I've been riding a lot lately, but nothing exciting has been happening. That's a good thing. "May you live in exciting times" is not a blessing.
"May you ride an exciting horse" isn't either.
Fiddle is mostly "not-exciting." She's learned so much about being a trail horse. She's surefooted. She's sensible. She doesn't spook at much, and she can travel down the trail at a ground-covering trot for hours at a time.
We did 18 miles the other day in 2.5 hours--that's pretty brisk!
On any other horse, a pace like that would feel like racing, but we were singing "Little Bunny Foo-Foo" and other silly songs, not whipping our noble steeds into a frothy speed.
I glanced down at the GPS: 14 miles per hour. Who would've guess that the speed creates a good cadence for silly songs?
Fiddle mostly gets the "caboose" position when we're out with friends, because her rear cannons tend to fire at the other horses. That's my next task, now that she knows how to travel with a group: teaching her to control her hostility.
Wish me luck. (It's a good thing she and I are both still quite young, right?)
Today Fee and I went out "solo" (it doesn't seem quite right to call it that, since she's there with me, and I'm there with her, but I'm not sure what the correct word is).
It was raining in the Swamp (of course), and the trails at Bracken were a mess. Too dang much mud, and the we won't be getting dry weather any time soon. Sigh.
It's pretty in the Swamp. But, wet. The salmonberries are blooming:
Pink blossoms are especially pretty in our otherwise green-on-green-on-green landscape.
We do have "Swamp Tulips" too, of course.
We surprised at least 6 deer when we were almost back at the trailer. I think the group was bedded down in the clearcut, napping and ruminating. When we came along, they all stood up and blinked at us. Fee wasn't worried about them, they weren't worried about us.
Here's something totally random: I finally took a picture of my "new" saddle (it's the same saddle, but a new saddle seat):
It's PURPLE. (and it's got more padding than the black seat had, too!)
Life is good. Even in the rain. After all, without the rain it wouldn't be a Swamp!
The Kangaroo Farm is less than three miles from Haiku Farm...and although we've always known about it, we've never made time to visit. Until today.
I'm not a huge fan of zoos.
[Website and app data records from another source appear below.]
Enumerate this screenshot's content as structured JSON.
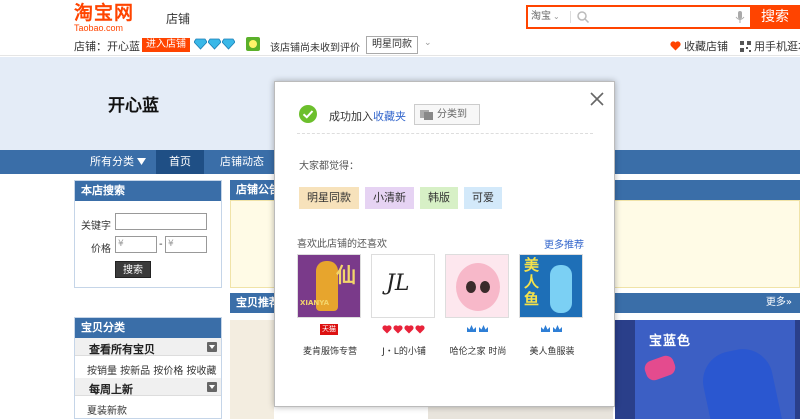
{
  "header": {
    "logo_main": "淘宝网",
    "logo_sub": "Taobao.com",
    "section_label": "店铺",
    "search_scope": "淘宝",
    "search_placeholder": "",
    "search_button": "搜索"
  },
  "shopbar": {
    "shop_label": "店铺：开心蓝",
    "enter_shop": "进入店铺",
    "diamond_count": 3,
    "rating_text": "该店铺尚未收到评价",
    "style_select": "明星同款",
    "favorite_shop": "收藏店铺",
    "mobile_link": "用手机逛本"
  },
  "banner": {
    "shop_name": "开心蓝"
  },
  "nav": {
    "all_categories": "所有分类",
    "home": "首页",
    "dynamics": "店铺动态"
  },
  "sidebar": {
    "search_title": "本店搜索",
    "keyword_label": "关键字",
    "keyword_value": "",
    "price_label": "价格",
    "price_min_placeholder": "¥",
    "price_dash": "-",
    "price_max_placeholder": "¥",
    "search_button": "搜索",
    "categories_title": "宝贝分类",
    "view_all": "查看所有宝贝",
    "sort_links": "按销量 按新品 按价格 按收藏",
    "weekly_new": "每周上新",
    "summer_new": "夏装新款"
  },
  "main": {
    "notice_title": "店铺公告",
    "recommend_title": "宝贝推荐",
    "more": "更多»",
    "product_label": "宝蓝色"
  },
  "modal": {
    "success_prefix": "成功加入",
    "success_link": "收藏夹",
    "classify_button": "分类到",
    "think_label": "大家都觉得：",
    "tags": [
      "明星同款",
      "小清新",
      "韩版",
      "可爱"
    ],
    "also_like": "喜欢此店铺的还喜欢",
    "more_recommend": "更多推荐",
    "shops": [
      {
        "name": "麦肯服饰专营",
        "badge_text": "天猫",
        "thumb_han": "仙",
        "thumb_text": "XIANYA"
      },
      {
        "name": "J・L的小铺",
        "thumb_text": "JL"
      },
      {
        "name": "哈伦之家 时尚",
        "thumb_text": ""
      },
      {
        "name": "美人鱼服装",
        "thumb_text": "美人鱼"
      }
    ]
  },
  "colors": {
    "brand": "#ff4400",
    "nav_blue": "#3a6ea8",
    "banner_bg": "#e4ecf7",
    "link": "#3366cc"
  }
}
Captivity seems like a really bad deal for a lot of the animals, even in the nicest zoos.
A lot of the 'roos spend their winter days in winter under heatlamps (often in social piles that result in joeys...)
In our cold damp climate, that makes zoo kangaroos pretty inaccessible to the public.
The Kangaroo Farm, however, is more like a "petting zoo"...and even more like just a bunch of farm animals hanging out in a backyard, doing whatever they want to do. The caretakers know each animal by name and by habit--they can tell you which wallaroos like to be petted, and which kangaroos will prefer to run (ahem, "hop") away. Several of the animals also perform some very cute tricks (more about that in a few minutes), because almost all of them were raised in the house for their first year or two. I don't know of any zoo that does that!
They have a large and extremely unusual collection of animals. The thing (above) that looks like a jackalope to me is really a Patagonian Cavy. They eat grass, alfalfa pellets, and bread! Perhaps they could give Baasha in Germany some bread-eating lessons?
Lisa has been wanting to get a pet rabbit, and I wondered if she'd spend our entire visit petting this nice little lop, but there were so many other animals to see and touch, she soon scampered off to check out the roosters (I took this picture for Lisa at Laughing Orca Ranch--there were so many lovely chickens, but I didn't get good photos of them)
There was also a very amorous peacock. When he spreads his feathers and proceeds to dance, he sounds very much like a dishwasher on the "pots and pans" setting. Pretty, though!
The caretaker introduced us to Carl, a bachelor ostrich. This farm originally began as an ostrich ranch, but when the owners attended an ostrich farmer's convention (they have those??) about 14 years ago, somebody had a baby wallaroo to show the crowd. The baby came home to Arlington, and was the beginning of a whole huge way of life.
We came around another corner, and there was the dishwasher bird again.
Okay, here's a cute trick: Fuzzy Bottom (that's the alpaca, not a nickname for Willy) will take an alfalfa pellet very gently from your mouth, and it looks like he's giving out kisses.
Mr. T the Llama does the same trick.
Lisa wasn't sure she wanted a llama kiss...
...but who can resist this big smoocher?
Inside the giftshop, baby Roobecca was waiting for our group, bundled into her "portable pouch."
We passed her from lap-to-lap
the way people normally pass around a human infant, with plenty of kissing and cooing.
Back outside, Jim and Willy were selected from the group to feed the ringtailed lemurs.
This lemur seems to be teaching Willy some tricks
but Jim knew what to do with his lemur: he put a chunk of banana on his hat and told the little ringtail to get it...and up it went!
It turns out that Wallaroos actually like our Swampland climate.